“When I was working at Park Hill Primary School the headteacher was Roger Butcher, who was keen on amateur drama, and he got me back into it,” he said.

“He died a few weeks ago. He was a lovely bloke. He got me back involved.”

Ian acted with Sheffield Playgoers for a while and then joined the Dilys Guite Players. Most recently he has performed with the 53 Theatre Group.

He said: “I’ve done quite a lot of different stuff, from Ray Cooney farce Funny Money to comedies Bouncers and Ladies’ Day, Weekend written by Michael Palin and The Memory of Water, which was more serious.”

He added: “When I was a teaching student at Sheffield Poly, those of us who were keen got roped in to do stuff. We did Hedda Gabler and Antigone.”

Ian was among a group of 12 male students who were the first to live up at Totley from 1976 to 1979. He said: “Once you got over the fact that there were 300-plus women there, it was great.”

He heard about Sheffield People’s Theatre from a friend of his daughter, who appeared in the show 20 Tiny Plays About Sheffield last year.

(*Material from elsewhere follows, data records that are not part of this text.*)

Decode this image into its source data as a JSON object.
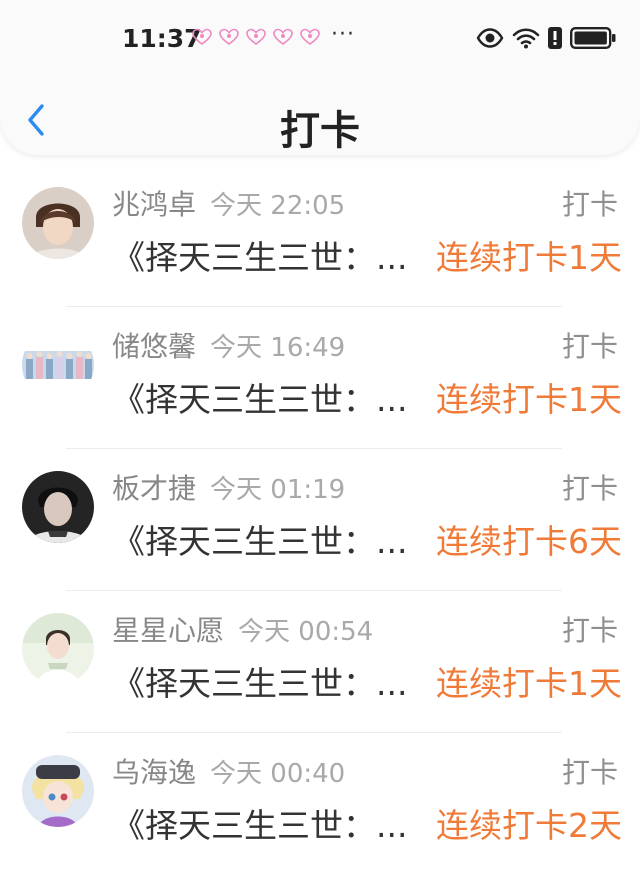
{
  "status_bar": {
    "time": "11:37",
    "dots": "···"
  },
  "nav": {
    "title": "打卡"
  },
  "colors": {
    "accent": "#f07a37",
    "back_icon": "#2a8cf0",
    "heart": "#ee88c2"
  },
  "items": [
    {
      "name": "兆鸿卓",
      "time": "今天 22:05",
      "tag": "打卡",
      "content": "《择天三生三世：...",
      "streak": "连续打卡1天"
    },
    {
      "name": "储悠馨",
      "time": "今天 16:49",
      "tag": "打卡",
      "content": "《择天三生三世：...",
      "streak": "连续打卡1天"
    },
    {
      "name": "板才捷",
      "time": "今天 01:19",
      "tag": "打卡",
      "content": "《择天三生三世：...",
      "streak": "连续打卡6天"
    },
    {
      "name": "星星心愿",
      "time": "今天 00:54",
      "tag": "打卡",
      "content": "《择天三生三世：...",
      "streak": "连续打卡1天"
    },
    {
      "name": "乌海逸",
      "time": "今天 00:40",
      "tag": "打卡",
      "content": "《择天三生三世：...",
      "streak": "连续打卡2天"
    }
  ]
}
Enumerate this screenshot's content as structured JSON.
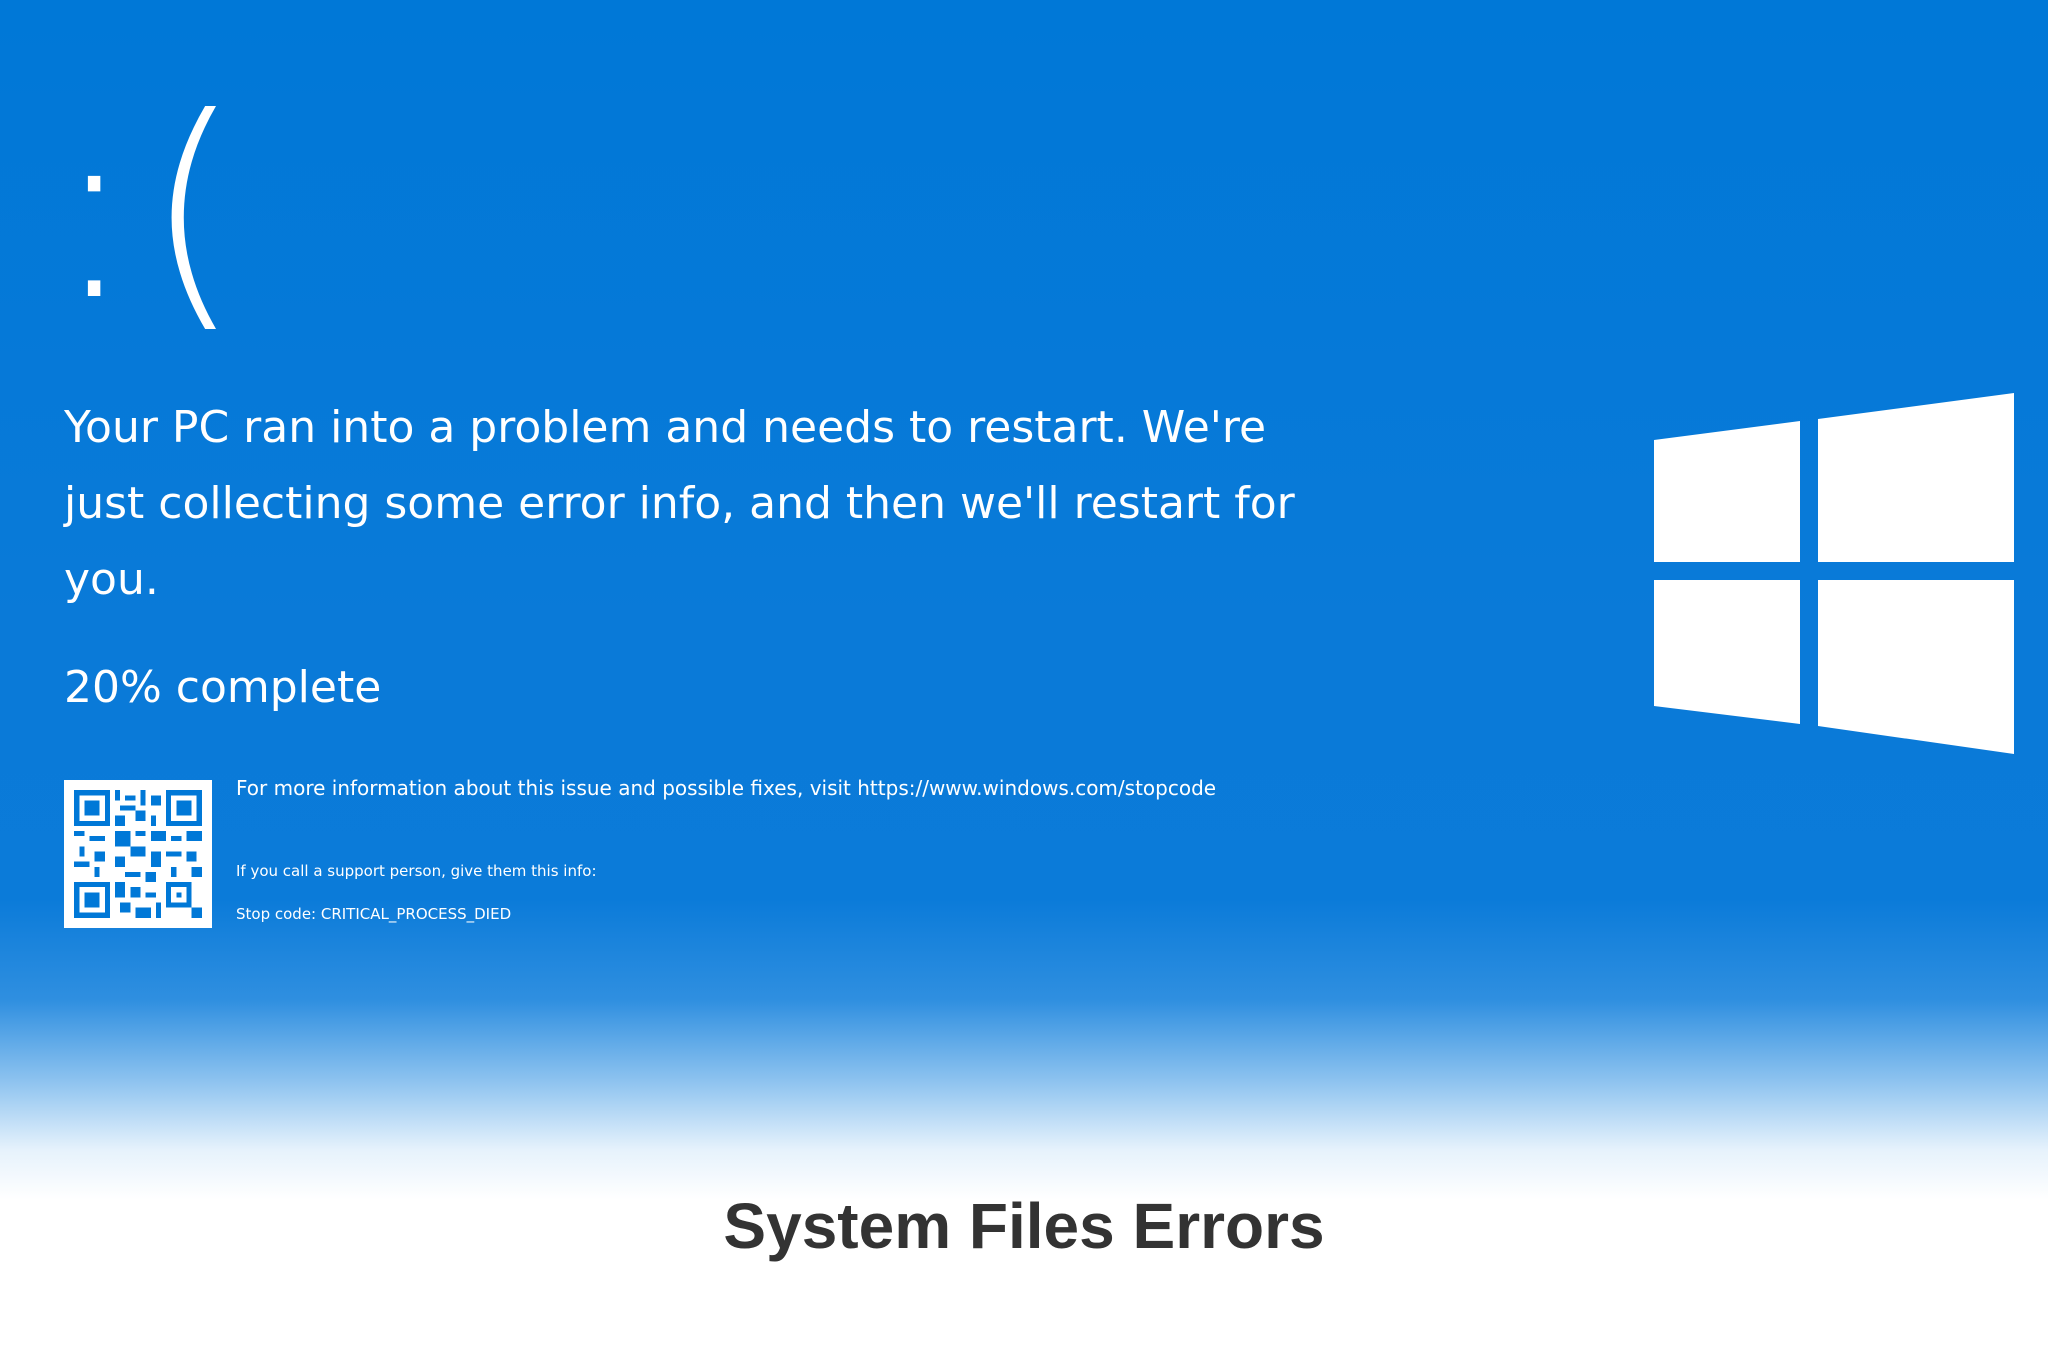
{
  "bsod": {
    "face": ":(",
    "message": "Your PC ran into a problem and needs to restart. We're just collecting some error info, and then we'll restart for you.",
    "progress_text": "20% complete",
    "more_info": "For more information about this issue and possible fixes, visit https://www.windows.com/stopcode",
    "support_info": "If you call a support person, give them this info:",
    "stop_code": "Stop code: CRITICAL_PROCESS_DIED",
    "qr_icon": "qr-code-icon",
    "logo_icon": "windows-logo-icon"
  },
  "caption": {
    "title": "System Files Errors"
  },
  "colors": {
    "background": "#0078d7",
    "text": "#ffffff",
    "caption_text": "#333333"
  }
}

“I thought, that sounds really interesting. When it came up this year, I decided ‘I’m going to get involved with that’.”

He has two roles. The first is Noel, who is based on Noah. He runs a market stall with his wife Anna.

Noel is worried because there is a flood coming but it is a flood of immigrants.

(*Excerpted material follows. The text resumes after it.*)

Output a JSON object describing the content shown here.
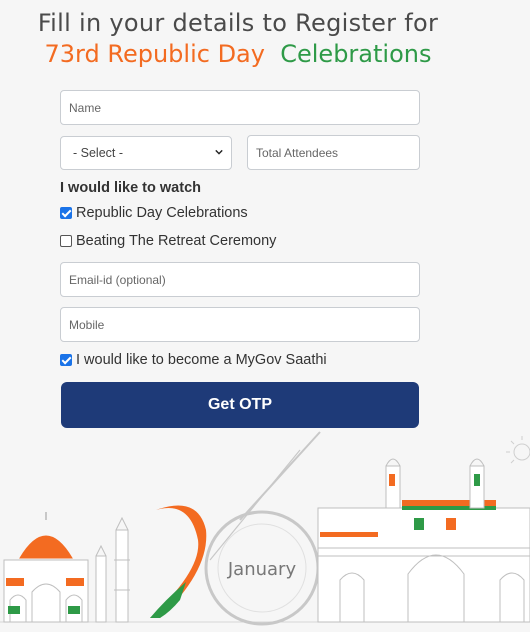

He said: “My character is quite bigoted at that point in the play. By the end of the act, he looks at it a lot more personally when a couple come into our market who aren’t British.

“The woman has her baby in the market. That changes Noel’s perception. He starts to think the fault is bureaucracy rather than other people.

“He shifts his anxieties toward bureaucracy and politicians.

“He thinks we’re all united in a fight, which comes out very strongly in the scene.”

Ian’s second role is as a policeman at the trial of Jesus. He interrogates a young woman who has been causing trouble and challenging authority.

“There is a rap in that scene which is completely out of all our comfort zones! I was cast to be ridiculous and they’re getting that about right.”

He has enjoyed the rehearsal process but admits it has been challenging.

“I’m so pleased to be involved but for an old git like me it’s really knackering. Originally we were rehearsing on Saturdays and two nights during the week. I wish!

“It’s been pretty full on. One night off a week has been a luxury but I wouldn’t swap it for anything.

“Working with the guys from the theatres has been such a terrific experience. They’ve been very understanding of where we’re coming from.

“They’ve been really gentle with us in terms of getting to the right place.

“I go home on a Saturday and I’m wiped out. My brain is full of dancing and singing.”

Ian has also been very impressed with the cast and the range of their talents, saying: “It’s Sheffield at its best.”

Sheffield Mysteries is on at the Crucible this week until Saturday. Tickets: from the Crucible box office in person or by calling 0114 249 6000 or online at www.sheffieldtheatres.co.uk